Collin Morikawa entered the Tokyo Olympics as the champion golfer of the year, a title given to the winner of the prestigious Open Championship, and was one stroke shy of leaving Japan as a medalist in the Games.
The La Cañada High School graduate — who seemed to be out of medal contention when he was tied for 24th after two rounds of play — rallied in the final round Sunday, shooting 8 under par to finish regulation at 15 under. That left him tied for third with Rory McIlroy and five other golfers to compete in a sudden-death playoff for the bronze medal at Kasumigaseki Country Club.
After three holes, only Morikawa and C.T. Pan of Chinese Taipei were left standing, but the former Spartan fell short with his approach on the 18th green and the ball landed in the steep front bunker. Morikawa ended up bogeying, and Pan edged him by sinking a par-saving putt to claim the medal.
“Yeah, you got to earn it,” Morikawa said. “It was a long four holes and I thought my shot was going to be all right and just mishit it and CT played great, and we had to shoot 8-under for both of us to get in this playoff for bronze. So it sucks, but hopefully it’s not a last and hopefully we’ll be back in four years.”
Morikawa’s compatriot Xander Schauffele won the gold medal after finishing 18 under, edging Rory Sabbatini of Slovakia by one stroke. Justin Thomas and Patrick Reed of Team USA both finished 10 under and tied for 22nd place.
Four-time Rio Hondo League MVP Morikawa seemed to have found his rhythm in the third round, carding 4-under to jump to 17th on the leaderboard, and carried that momentum into final round, but Morikawa believes there’s room for improvement.
“I missed a few drives left, I’ve been hitting 3-woods left, and we were just able to make a lot of pars,” he said. “I didn’t have any bogeys today, and that’s what saved my [fourth] round. … But the game overall still feels good, just got to tweak a few things to make sure we’re finding fairways, not missing it left where I try and take out the course over there.”
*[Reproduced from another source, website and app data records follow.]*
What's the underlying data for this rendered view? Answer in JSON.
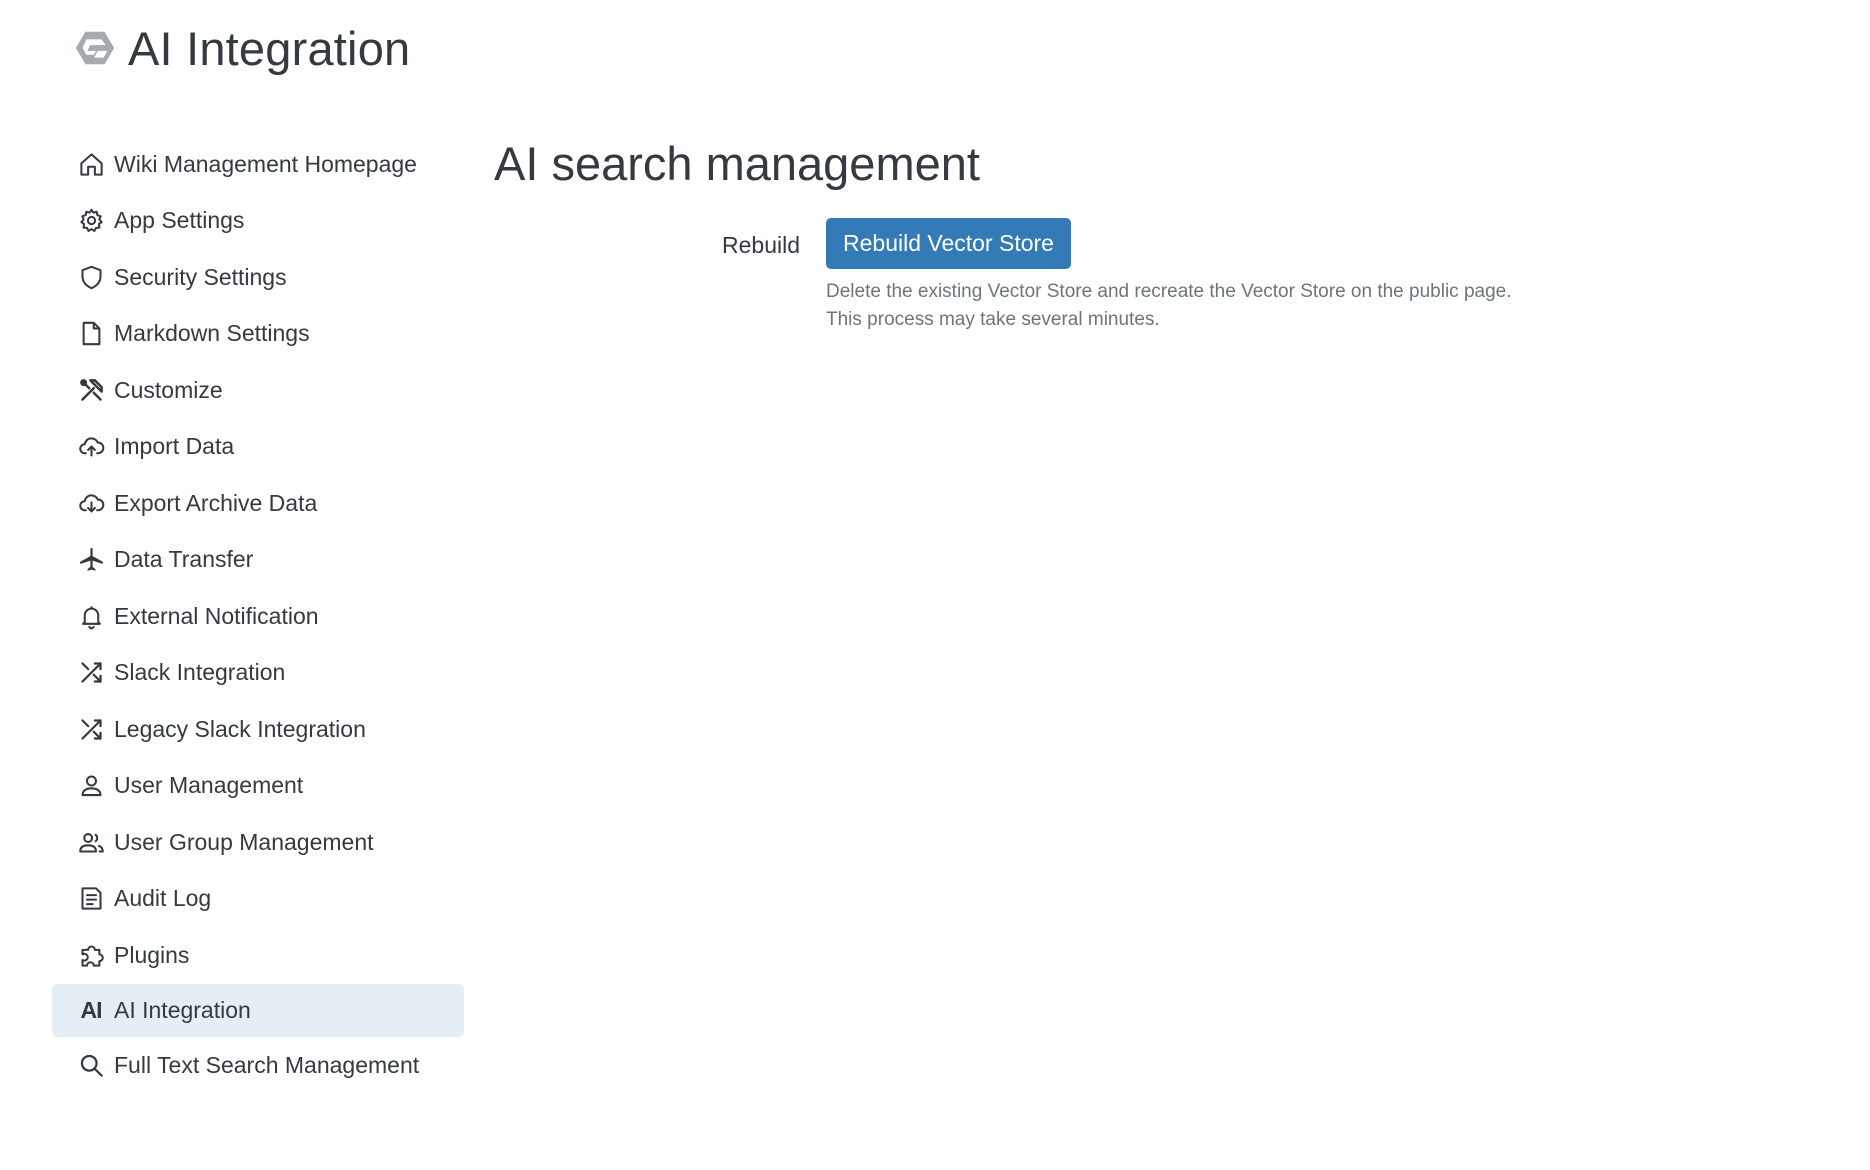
{
  "app": {
    "title": "AI Integration"
  },
  "sidebar": {
    "items": [
      {
        "label": "Wiki Management Homepage",
        "icon": "home-icon"
      },
      {
        "label": "App Settings",
        "icon": "gear-icon"
      },
      {
        "label": "Security Settings",
        "icon": "shield-icon"
      },
      {
        "label": "Markdown Settings",
        "icon": "file-icon"
      },
      {
        "label": "Customize",
        "icon": "tools-icon"
      },
      {
        "label": "Import Data",
        "icon": "cloud-upload-icon"
      },
      {
        "label": "Export Archive Data",
        "icon": "cloud-download-icon"
      },
      {
        "label": "Data Transfer",
        "icon": "airplane-icon"
      },
      {
        "label": "External Notification",
        "icon": "bell-icon"
      },
      {
        "label": "Slack Integration",
        "icon": "shuffle-icon"
      },
      {
        "label": "Legacy Slack Integration",
        "icon": "shuffle-icon"
      },
      {
        "label": "User Management",
        "icon": "user-icon"
      },
      {
        "label": "User Group Management",
        "icon": "users-icon"
      },
      {
        "label": "Audit Log",
        "icon": "document-icon"
      },
      {
        "label": "Plugins",
        "icon": "puzzle-icon"
      },
      {
        "label": "AI Integration",
        "icon": "ai-icon",
        "active": true
      },
      {
        "label": "Full Text Search Management",
        "icon": "search-icon"
      }
    ]
  },
  "main": {
    "title": "AI search management",
    "rebuild": {
      "label": "Rebuild",
      "button_label": "Rebuild Vector Store",
      "help_line1": "Delete the existing Vector Store and recreate the Vector Store on the public page.",
      "help_line2": "This process may take several minutes."
    }
  },
  "colors": {
    "accent": "#337ab7",
    "active_bg": "#e5eef4",
    "text": "#343a40",
    "muted": "#6c757d"
  }
}
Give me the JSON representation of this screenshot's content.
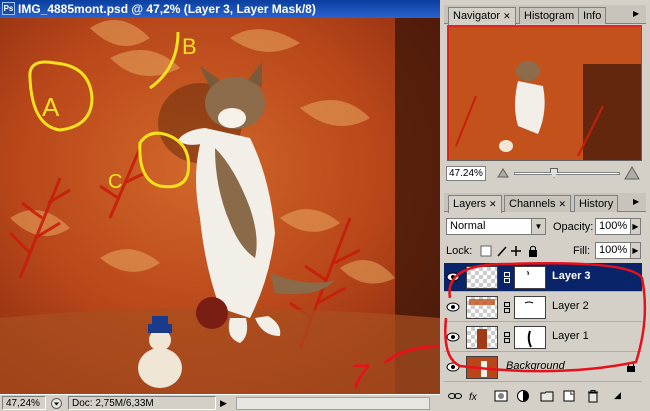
{
  "document": {
    "title": "IMG_4885mont.psd @ 47,2% (Layer 3, Layer Mask/8)",
    "app_icon": "Ps",
    "status": {
      "zoom": "47,24%",
      "doc_size": "Doc: 2,75M/6,33M"
    }
  },
  "annotations": {
    "a": "A",
    "b": "B",
    "c": "C",
    "seven": "7"
  },
  "navigator": {
    "tabs": [
      {
        "label": "Navigator"
      },
      {
        "label": "Histogram"
      },
      {
        "label": "Info"
      }
    ],
    "zoom": "47.24%"
  },
  "layers_panel": {
    "tabs": [
      {
        "label": "Layers"
      },
      {
        "label": "Channels"
      },
      {
        "label": "History"
      }
    ],
    "blend_mode": "Normal",
    "opacity_label": "Opacity:",
    "opacity": "100%",
    "lock_label": "Lock:",
    "fill_label": "Fill:",
    "fill": "100%",
    "layers": [
      {
        "name": "Layer 3",
        "selected": true
      },
      {
        "name": "Layer 2",
        "selected": false
      },
      {
        "name": "Layer 1",
        "selected": false
      },
      {
        "name": "Background",
        "selected": false,
        "locked": true
      }
    ]
  },
  "colors": {
    "title_bar": "#0a3e9f",
    "selected_layer": "#0a246a",
    "annotation_yellow": "#f5e21c",
    "annotation_red": "#e8101a",
    "sofa": "#c04a1a"
  }
}
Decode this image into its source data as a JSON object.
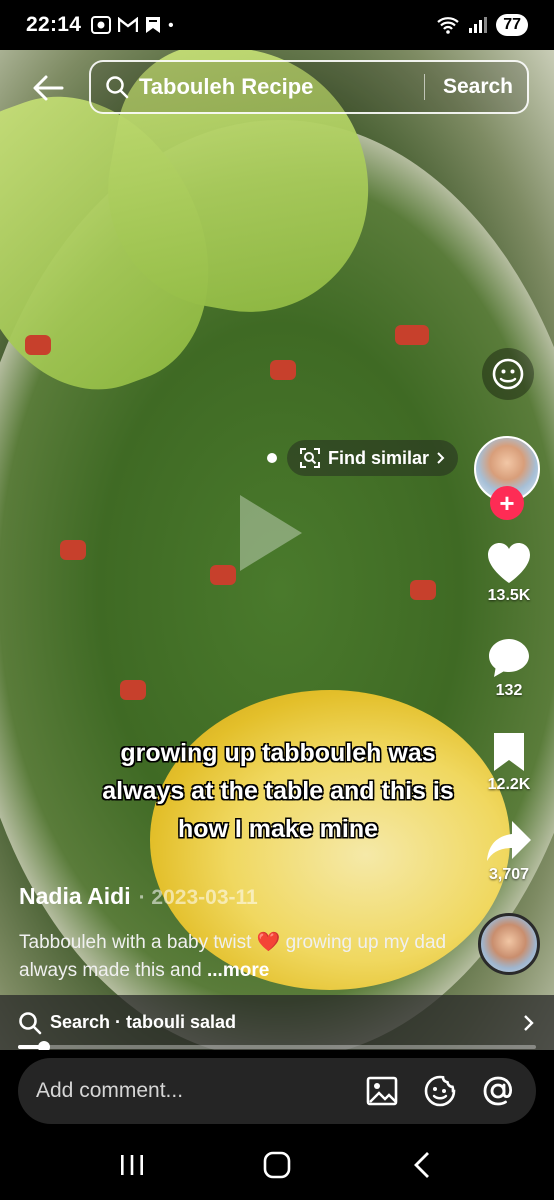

Despite missing out on standing on a tri-level Olympic podium by just one stroke, Morikawa came out of the competition holding his head high, calling it “one of the best experiences” of his life and asserting that the excitement surrounding the competition justifies golf’s return to one of the biggest stages in sports.
“Whether I get a medal or not, I’m an Olympian, and that’s what I said from the beginning of the week,” the Cal product said. “But I think what today brought out of me was more than just playing for myself; I was playing for our country and I was able to fight and dig deep. Sometimes that’s what you need.
“But to anyone that has second thoughts or doubts about whether gold should be in the Olympics or whether they should go and play to represent their country, they absolutely should because the Olympics reaches a wider audience than anything, [including] a lot of tournaments that we play. And whether this grows the game substantially or not, we’re doing our part to putting golf on the world stage and to show other athletes this is their pinnacle, and I think golf will be very exciting for the future in the Olympics.”